> PROBLEM TO SOLVE
Each of the entries should be retyped precisely as it appears.

=== AVAILABLE DATA ===

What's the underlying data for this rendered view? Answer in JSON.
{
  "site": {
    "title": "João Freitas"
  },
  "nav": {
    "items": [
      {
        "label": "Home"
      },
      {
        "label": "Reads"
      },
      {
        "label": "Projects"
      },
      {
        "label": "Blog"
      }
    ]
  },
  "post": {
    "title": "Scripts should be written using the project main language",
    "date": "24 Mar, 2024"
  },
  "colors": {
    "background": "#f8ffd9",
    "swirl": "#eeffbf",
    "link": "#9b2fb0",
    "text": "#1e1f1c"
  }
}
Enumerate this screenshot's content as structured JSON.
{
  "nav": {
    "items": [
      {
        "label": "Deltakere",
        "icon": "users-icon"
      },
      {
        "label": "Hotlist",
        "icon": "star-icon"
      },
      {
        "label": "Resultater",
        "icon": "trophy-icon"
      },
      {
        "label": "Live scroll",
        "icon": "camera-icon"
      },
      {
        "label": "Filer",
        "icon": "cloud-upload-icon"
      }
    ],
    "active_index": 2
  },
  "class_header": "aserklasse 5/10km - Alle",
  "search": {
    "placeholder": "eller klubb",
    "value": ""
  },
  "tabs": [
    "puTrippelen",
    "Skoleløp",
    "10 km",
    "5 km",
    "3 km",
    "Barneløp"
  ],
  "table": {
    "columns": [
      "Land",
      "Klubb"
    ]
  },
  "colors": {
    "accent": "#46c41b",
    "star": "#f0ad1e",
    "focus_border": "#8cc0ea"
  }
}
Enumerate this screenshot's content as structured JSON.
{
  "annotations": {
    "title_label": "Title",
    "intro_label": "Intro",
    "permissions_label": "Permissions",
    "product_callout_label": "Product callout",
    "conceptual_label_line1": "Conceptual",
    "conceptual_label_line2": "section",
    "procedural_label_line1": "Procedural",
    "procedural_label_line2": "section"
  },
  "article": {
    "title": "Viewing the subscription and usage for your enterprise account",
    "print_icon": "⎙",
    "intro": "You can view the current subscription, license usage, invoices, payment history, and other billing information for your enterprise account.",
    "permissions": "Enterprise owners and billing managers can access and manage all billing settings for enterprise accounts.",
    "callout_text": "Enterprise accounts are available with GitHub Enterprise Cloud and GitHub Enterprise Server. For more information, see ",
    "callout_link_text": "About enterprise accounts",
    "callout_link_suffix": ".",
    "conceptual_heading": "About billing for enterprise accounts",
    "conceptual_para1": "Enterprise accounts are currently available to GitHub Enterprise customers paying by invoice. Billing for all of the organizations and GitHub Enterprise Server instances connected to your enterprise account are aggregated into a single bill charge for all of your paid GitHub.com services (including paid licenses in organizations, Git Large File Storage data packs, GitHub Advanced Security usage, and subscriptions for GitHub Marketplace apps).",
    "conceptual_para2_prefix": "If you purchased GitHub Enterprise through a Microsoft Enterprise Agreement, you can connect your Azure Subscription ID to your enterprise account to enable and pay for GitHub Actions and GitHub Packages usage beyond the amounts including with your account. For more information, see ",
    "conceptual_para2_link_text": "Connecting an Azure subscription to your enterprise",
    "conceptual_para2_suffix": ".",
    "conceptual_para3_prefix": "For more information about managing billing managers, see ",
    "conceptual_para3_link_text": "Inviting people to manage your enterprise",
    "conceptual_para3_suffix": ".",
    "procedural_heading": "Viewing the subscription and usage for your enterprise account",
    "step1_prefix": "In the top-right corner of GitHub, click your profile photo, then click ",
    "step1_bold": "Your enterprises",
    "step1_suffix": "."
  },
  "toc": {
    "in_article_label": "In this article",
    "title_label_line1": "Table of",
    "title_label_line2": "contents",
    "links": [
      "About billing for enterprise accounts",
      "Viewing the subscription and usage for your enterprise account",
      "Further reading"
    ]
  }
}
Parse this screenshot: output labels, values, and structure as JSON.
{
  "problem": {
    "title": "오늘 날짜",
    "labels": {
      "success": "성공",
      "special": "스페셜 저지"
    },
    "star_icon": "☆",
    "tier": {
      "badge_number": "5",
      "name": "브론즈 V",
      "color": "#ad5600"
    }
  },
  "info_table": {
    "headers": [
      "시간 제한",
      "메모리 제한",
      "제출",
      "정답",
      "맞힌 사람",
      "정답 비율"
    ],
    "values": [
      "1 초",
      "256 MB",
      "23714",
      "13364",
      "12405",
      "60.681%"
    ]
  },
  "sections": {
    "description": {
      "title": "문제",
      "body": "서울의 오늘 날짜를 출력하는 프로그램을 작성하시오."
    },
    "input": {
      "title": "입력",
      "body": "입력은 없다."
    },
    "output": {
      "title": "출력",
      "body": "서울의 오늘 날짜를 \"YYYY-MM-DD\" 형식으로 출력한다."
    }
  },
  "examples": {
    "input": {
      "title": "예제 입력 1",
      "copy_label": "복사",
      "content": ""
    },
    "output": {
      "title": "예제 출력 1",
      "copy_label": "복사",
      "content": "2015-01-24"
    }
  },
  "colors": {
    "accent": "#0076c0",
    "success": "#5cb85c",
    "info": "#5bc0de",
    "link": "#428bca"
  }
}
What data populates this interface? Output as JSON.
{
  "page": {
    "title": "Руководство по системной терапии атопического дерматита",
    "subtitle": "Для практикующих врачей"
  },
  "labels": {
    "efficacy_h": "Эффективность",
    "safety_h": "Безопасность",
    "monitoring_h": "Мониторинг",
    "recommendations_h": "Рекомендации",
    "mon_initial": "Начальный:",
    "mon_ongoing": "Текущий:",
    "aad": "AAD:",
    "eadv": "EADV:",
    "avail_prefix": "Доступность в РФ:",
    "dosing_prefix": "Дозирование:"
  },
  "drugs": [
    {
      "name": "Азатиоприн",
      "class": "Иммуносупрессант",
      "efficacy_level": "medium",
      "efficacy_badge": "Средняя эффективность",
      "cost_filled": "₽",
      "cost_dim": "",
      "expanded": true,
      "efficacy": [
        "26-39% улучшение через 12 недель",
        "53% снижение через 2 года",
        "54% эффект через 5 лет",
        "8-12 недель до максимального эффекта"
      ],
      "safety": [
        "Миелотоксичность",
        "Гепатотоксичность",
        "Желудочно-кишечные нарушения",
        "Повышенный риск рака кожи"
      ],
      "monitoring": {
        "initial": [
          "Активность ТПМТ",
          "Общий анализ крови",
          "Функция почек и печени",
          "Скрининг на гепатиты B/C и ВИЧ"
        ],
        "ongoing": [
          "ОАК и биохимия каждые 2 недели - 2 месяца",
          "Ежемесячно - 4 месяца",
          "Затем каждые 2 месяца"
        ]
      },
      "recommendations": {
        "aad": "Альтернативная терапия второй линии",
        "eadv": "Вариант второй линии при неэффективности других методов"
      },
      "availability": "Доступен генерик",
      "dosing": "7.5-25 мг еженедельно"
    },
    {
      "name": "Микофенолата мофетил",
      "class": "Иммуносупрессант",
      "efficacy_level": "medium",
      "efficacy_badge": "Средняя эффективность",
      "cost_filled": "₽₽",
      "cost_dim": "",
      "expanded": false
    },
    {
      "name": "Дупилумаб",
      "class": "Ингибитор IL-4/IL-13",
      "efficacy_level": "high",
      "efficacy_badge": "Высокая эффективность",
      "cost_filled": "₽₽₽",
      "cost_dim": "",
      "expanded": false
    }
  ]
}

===

> RESULT OF THIS EXERCISE
What's the underlying data for this rendered view? Answer in JSON.
{
  "site": {
    "title": "João Freitas"
  },
  "nav": {
    "items": [
      {
        "label": "Home"
      },
      {
        "label": "Reads"
      },
      {
        "label": "Projects"
      },
      {
        "label": "Blog"
      }
    ]
  },
  "post": {
    "title": "Scripts should be written using the project main language",
    "date": "24 Mar, 2024"
  },
  "colors": {
    "background": "#f8ffd9",
    "swirl": "#eeffbf",
    "link": "#9b2fb0",
    "text": "#1e1f1c"
  }
}
Enumerate this screenshot's content as structured JSON.
{
  "nav": {
    "items": [
      {
        "label": "Deltakere",
        "icon": "users-icon"
      },
      {
        "label": "Hotlist",
        "icon": "star-icon"
      },
      {
        "label": "Resultater",
        "icon": "trophy-icon"
      },
      {
        "label": "Live scroll",
        "icon": "camera-icon"
      },
      {
        "label": "Filer",
        "icon": "cloud-upload-icon"
      }
    ],
    "active_index": 2
  },
  "class_header": "aserklasse 5/10km - Alle",
  "search": {
    "placeholder": "eller klubb",
    "value": ""
  },
  "tabs": [
    "puTrippelen",
    "Skoleløp",
    "10 km",
    "5 km",
    "3 km",
    "Barneløp"
  ],
  "table": {
    "columns": [
      "Land",
      "Klubb"
    ]
  },
  "colors": {
    "accent": "#46c41b",
    "star": "#f0ad1e",
    "focus_border": "#8cc0ea"
  }
}
Enumerate this screenshot's content as structured JSON.
{
  "annotations": {
    "title_label": "Title",
    "intro_label": "Intro",
    "permissions_label": "Permissions",
    "product_callout_label": "Product callout",
    "conceptual_label_line1": "Conceptual",
    "conceptual_label_line2": "section",
    "procedural_label_line1": "Procedural",
    "procedural_label_line2": "section"
  },
  "article": {
    "title": "Viewing the subscription and usage for your enterprise account",
    "print_icon": "⎙",
    "intro": "You can view the current subscription, license usage, invoices, payment history, and other billing information for your enterprise account.",
    "permissions": "Enterprise owners and billing managers can access and manage all billing settings for enterprise accounts.",
    "callout_text": "Enterprise accounts are available with GitHub Enterprise Cloud and GitHub Enterprise Server. For more information, see ",
    "callout_link_text": "About enterprise accounts",
    "callout_link_suffix": ".",
    "conceptual_heading": "About billing for enterprise accounts",
    "conceptual_para1": "Enterprise accounts are currently available to GitHub Enterprise customers paying by invoice. Billing for all of the organizations and GitHub Enterprise Server instances connected to your enterprise account are aggregated into a single bill charge for all of your paid GitHub.com services (including paid licenses in organizations, Git Large File Storage data packs, GitHub Advanced Security usage, and subscriptions for GitHub Marketplace apps).",
    "conceptual_para2_prefix": "If you purchased GitHub Enterprise through a Microsoft Enterprise Agreement, you can connect your Azure Subscription ID to your enterprise account to enable and pay for GitHub Actions and GitHub Packages usage beyond the amounts including with your account. For more information, see ",
    "conceptual_para2_link_text": "Connecting an Azure subscription to your enterprise",
    "conceptual_para2_suffix": ".",
    "conceptual_para3_prefix": "For more information about managing billing managers, see ",
    "conceptual_para3_link_text": "Inviting people to manage your enterprise",
    "conceptual_para3_suffix": ".",
    "procedural_heading": "Viewing the subscription and usage for your enterprise account",
    "step1_prefix": "In the top-right corner of GitHub, click your profile photo, then click ",
    "step1_bold": "Your enterprises",
    "step1_suffix": "."
  },
  "toc": {
    "in_article_label": "In this article",
    "title_label_line1": "Table of",
    "title_label_line2": "contents",
    "links": [
      "About billing for enterprise accounts",
      "Viewing the subscription and usage for your enterprise account",
      "Further reading"
    ]
  }
}
Parse this screenshot: output labels, values, and structure as JSON.
{
  "problem": {
    "title": "오늘 날짜",
    "labels": {
      "success": "성공",
      "special": "스페셜 저지"
    },
    "star_icon": "☆",
    "tier": {
      "badge_number": "5",
      "name": "브론즈 V",
      "color": "#ad5600"
    }
  },
  "info_table": {
    "headers": [
      "시간 제한",
      "메모리 제한",
      "제출",
      "정답",
      "맞힌 사람",
      "정답 비율"
    ],
    "values": [
      "1 초",
      "256 MB",
      "23714",
      "13364",
      "12405",
      "60.681%"
    ]
  },
  "sections": {
    "description": {
      "title": "문제",
      "body": "서울의 오늘 날짜를 출력하는 프로그램을 작성하시오."
    },
    "input": {
      "title": "입력",
      "body": "입력은 없다."
    },
    "output": {
      "title": "출력",
      "body": "서울의 오늘 날짜를 \"YYYY-MM-DD\" 형식으로 출력한다."
    }
  },
  "examples": {
    "input": {
      "title": "예제 입력 1",
      "copy_label": "복사",
      "content": ""
    },
    "output": {
      "title": "예제 출력 1",
      "copy_label": "복사",
      "content": "2015-01-24"
    }
  },
  "colors": {
    "accent": "#0076c0",
    "success": "#5cb85c",
    "info": "#5bc0de",
    "link": "#428bca"
  }
}
What data populates this interface? Output as JSON.
{
  "page": {
    "title": "Руководство по системной терапии атопического дерматита",
    "subtitle": "Для практикующих врачей"
  },
  "labels": {
    "efficacy_h": "Эффективность",
    "safety_h": "Безопасность",
    "monitoring_h": "Мониторинг",
    "recommendations_h": "Рекомендации",
    "mon_initial": "Начальный:",
    "mon_ongoing": "Текущий:",
    "aad": "AAD:",
    "eadv": "EADV:",
    "avail_prefix": "Доступность в РФ:",
    "dosing_prefix": "Дозирование:"
  },
  "drugs": [
    {
      "name": "Азатиоприн",
      "class": "Иммуносупрессант",
      "efficacy_level": "medium",
      "efficacy_badge": "Средняя эффективность",
      "cost_filled": "₽",
      "cost_dim": "",
      "expanded": true,
      "efficacy": [
        "26-39% улучшение через 12 недель",
        "53% снижение через 2 года",
        "54% эффект через 5 лет",
        "8-12 недель до максимального эффекта"
      ],
      "safety": [
        "Миелотоксичность",
        "Гепатотоксичность",
        "Желудочно-кишечные нарушения",
        "Повышенный риск рака кожи"
      ],
      "monitoring": {
        "initial": [
          "Активность ТПМТ",
          "Общий анализ крови",
          "Функция почек и печени",
          "Скрининг на гепатиты B/C и ВИЧ"
        ],
        "ongoing": [
          "ОАК и биохимия каждые 2 недели - 2 месяца",
          "Ежемесячно - 4 месяца",
          "Затем каждые 2 месяца"
        ]
      },
      "recommendations": {
        "aad": "Альтернативная терапия второй линии",
        "eadv": "Вариант второй линии при неэффективности других методов"
      },
      "availability": "Доступен генерик",
      "dosing": "7.5-25 мг еженедельно"
    },
    {
      "name": "Микофенолата мофетил",
      "class": "Иммуносупрессант",
      "efficacy_level": "medium",
      "efficacy_badge": "Средняя эффективность",
      "cost_filled": "₽₽",
      "cost_dim": "",
      "expanded": false
    },
    {
      "name": "Дупилумаб",
      "class": "Ингибитор IL-4/IL-13",
      "efficacy_level": "high",
      "efficacy_badge": "Высокая эффективность",
      "cost_filled": "₽₽₽",
      "cost_dim": "",
      "expanded": false
    }
  ]
}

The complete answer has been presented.